Scottish Life has launched an income release plan that allows clients the freedom to access their pension fund before retirement.
The plan provides a traditional income drawdown facility but also allows customers to withdraw tax-free lump sums without the need to take income and then continue to save for retirement.
Illustrations for the new product will be available to IFAs from November 5 with new business being written from December 3.
The product also allows a client who elects to take planned income payments access to an “income tap” facility which transfers an agreed amount of money into a low risk fund, while the remainder of the portfolio continues to be invested for longer-term income and growth.
Scottish Life head of individual business Keith MacPherson says: “Technically speaking, Income Release provides an integrated unsecured pension option which allows the adviser and client to consider fully or partially crystallising the pension fund to provide a pension commencement lump sum and/or income, within a single plan.
“Put more simply, Income Release allows individuals to get a tax-free lump sum from their pension plan after the age of 50 (age 55 from April 2010) while still building up their pension fund. It means that a pension is no longer ‘locked up’ until you stop working.
“We believe that the very competitive annual management charge, often as little as 0.5 per cent, will make Income Release particularly attractive to IFAs and their clients.”
Income Release is available both for new plans and for existing Pension Portfolio and individual policyholders.

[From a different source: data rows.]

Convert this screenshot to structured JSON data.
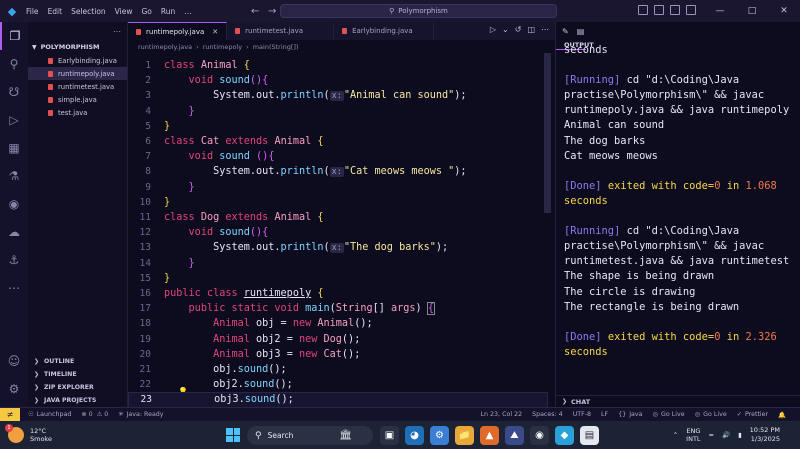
{
  "titlebar": {
    "menu": [
      "File",
      "Edit",
      "Selection",
      "View",
      "Go",
      "Run",
      "…"
    ],
    "search_text": "Polymorphism"
  },
  "sidebar": {
    "folder": "POLYMORPHISM",
    "files": [
      "Earlybinding.java",
      "runtimepoly.java",
      "runtimetest.java",
      "simple.java",
      "test.java"
    ],
    "sections": [
      "OUTLINE",
      "TIMELINE",
      "ZIP EXPLORER",
      "JAVA PROJECTS"
    ]
  },
  "tabs": [
    "runtimepoly.java",
    "runtimetest.java",
    "Earlybinding.java"
  ],
  "breadcrumb": [
    "runtimepoly.java",
    "runtimepoly",
    "main(String[])"
  ],
  "panel": {
    "title": "OUTPUT",
    "chat": "CHAT",
    "lines": [
      {
        "t": "seconds",
        "c": ""
      },
      {
        "t": "",
        "c": ""
      },
      {
        "t": "[Running] cd \"d:\\Coding\\Java",
        "c": "run"
      },
      {
        "t": "practise\\Polymorphism\\\" && javac",
        "c": ""
      },
      {
        "t": "runtimepoly.java && java runtimepoly",
        "c": ""
      },
      {
        "t": "Animal can sound",
        "c": ""
      },
      {
        "t": "The dog barks",
        "c": ""
      },
      {
        "t": "Cat meows meows",
        "c": ""
      },
      {
        "t": "",
        "c": ""
      },
      {
        "t": "[Done] exited with code=0 in 1.068",
        "c": "done"
      },
      {
        "t": "seconds",
        "c": "done"
      },
      {
        "t": "",
        "c": ""
      },
      {
        "t": "[Running] cd \"d:\\Coding\\Java",
        "c": "run"
      },
      {
        "t": "practise\\Polymorphism\\\" && javac",
        "c": ""
      },
      {
        "t": "runtimetest.java && java runtimetest",
        "c": ""
      },
      {
        "t": "The shape is being drawn",
        "c": ""
      },
      {
        "t": "The circle is drawing",
        "c": ""
      },
      {
        "t": "The rectangle is being drawn",
        "c": ""
      },
      {
        "t": "",
        "c": ""
      },
      {
        "t": "[Done] exited with code=0 in 2.326",
        "c": "done"
      },
      {
        "t": "seconds",
        "c": "done"
      }
    ]
  },
  "statusbar": {
    "launchpad": "Launchpad",
    "errors": "0",
    "warnings": "0",
    "java": "Java: Ready",
    "position": "Ln 23, Col 22",
    "spaces": "Spaces: 4",
    "encoding": "UTF-8",
    "eol": "LF",
    "language": "Java",
    "golive1": "Go Live",
    "golive2": "Go Live",
    "prettier": "Prettier"
  },
  "taskbar": {
    "temp": "12°C",
    "weather": "Smoke",
    "badge": "1",
    "search": "Search",
    "lang1": "ENG",
    "lang2": "INTL",
    "time": "10:52 PM",
    "date": "1/3/2025"
  },
  "code": [
    {
      "n": "1",
      "h": "<span class=\"kw\">class</span> <span class=\"cls\">Animal</span> <span class=\"brace1\">{</span>"
    },
    {
      "n": "2",
      "h": "    <span class=\"kw\">void</span> <span class=\"fn\">sound</span><span class=\"brace2\">(){</span>"
    },
    {
      "n": "3",
      "h": "        System.out.<span class=\"fn\">println</span>(<span class=\"hint\">x:</span><span class=\"str\">\"Animal can sound\"</span>);"
    },
    {
      "n": "4",
      "h": "    <span class=\"brace2\">}</span>"
    },
    {
      "n": "5",
      "h": "<span class=\"brace1\">}</span>"
    },
    {
      "n": "6",
      "h": "<span class=\"kw\">class</span> <span class=\"cls\">Cat</span> <span class=\"kw\">extends</span> <span class=\"cls\">Animal</span> <span class=\"brace1\">{</span>"
    },
    {
      "n": "7",
      "h": "    <span class=\"kw\">void</span> <span class=\"fn\">sound</span> <span class=\"brace2\">(){</span>"
    },
    {
      "n": "8",
      "h": "        System.out.<span class=\"fn\">println</span>(<span class=\"hint\">x:</span><span class=\"str\">\"Cat meows meows \"</span>);"
    },
    {
      "n": "9",
      "h": "    <span class=\"brace2\">}</span>"
    },
    {
      "n": "10",
      "h": "<span class=\"brace1\">}</span>"
    },
    {
      "n": "11",
      "h": "<span class=\"kw\">class</span> <span class=\"cls\">Dog</span> <span class=\"kw\">extends</span> <span class=\"cls\">Animal</span> <span class=\"brace1\">{</span>"
    },
    {
      "n": "12",
      "h": "    <span class=\"kw\">void</span> <span class=\"fn\">sound</span><span class=\"brace2\">(){</span>"
    },
    {
      "n": "13",
      "h": "        System.out.<span class=\"fn\">println</span>(<span class=\"hint\">x:</span><span class=\"str\">\"The dog barks\"</span>);"
    },
    {
      "n": "14",
      "h": "    <span class=\"brace2\">}</span>"
    },
    {
      "n": "15",
      "h": "<span class=\"brace1\">}</span>"
    },
    {
      "n": "16",
      "h": "<span class=\"kw\">public class</span> <span class=\"cls\" style=\"color:#e8e4f5;text-decoration:underline\">runtimepoly</span> <span class=\"brace1\">{</span>"
    },
    {
      "n": "17",
      "h": "    <span class=\"kw\">public static void</span> <span class=\"fn\">main</span>(<span class=\"cls\">String</span>[] <span class=\"cls\">args</span>) <span class=\"brace2\" style=\"outline:1px solid #888\">{</span>"
    },
    {
      "n": "18",
      "h": "        <span class=\"kw\">Animal</span> obj = <span class=\"kw\">new</span> <span class=\"cls\">Animal</span>();"
    },
    {
      "n": "19",
      "h": "        <span class=\"kw\">Animal</span> obj2 = <span class=\"kw\">new</span> <span class=\"cls\">Dog</span>();"
    },
    {
      "n": "20",
      "h": "        <span class=\"kw\">Animal</span> obj3 = <span class=\"kw\">new</span> <span class=\"cls\">Cat</span>();"
    },
    {
      "n": "21",
      "h": "        obj.<span class=\"fn\">sound</span>();"
    },
    {
      "n": "22",
      "h": "        obj2.<span class=\"fn\">sound</span>();"
    },
    {
      "n": "23",
      "h": "        obj3.<span class=\"fn\">sound</span>();"
    }
  ]
}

There is no minimum for the amount that can be taken in cash. There is no designation charge to take income or cash if the initial fund value is over £40,000.
Further charges would be deducted from the plan to cover the advice costs for Income Release, where a customer has agreed a commission remuneration payment with their adviser.
Clients can also invest the proceeds of other, non-pension, savings in the Income Release plan (such as ISAs, stocks and shares, deposit savings).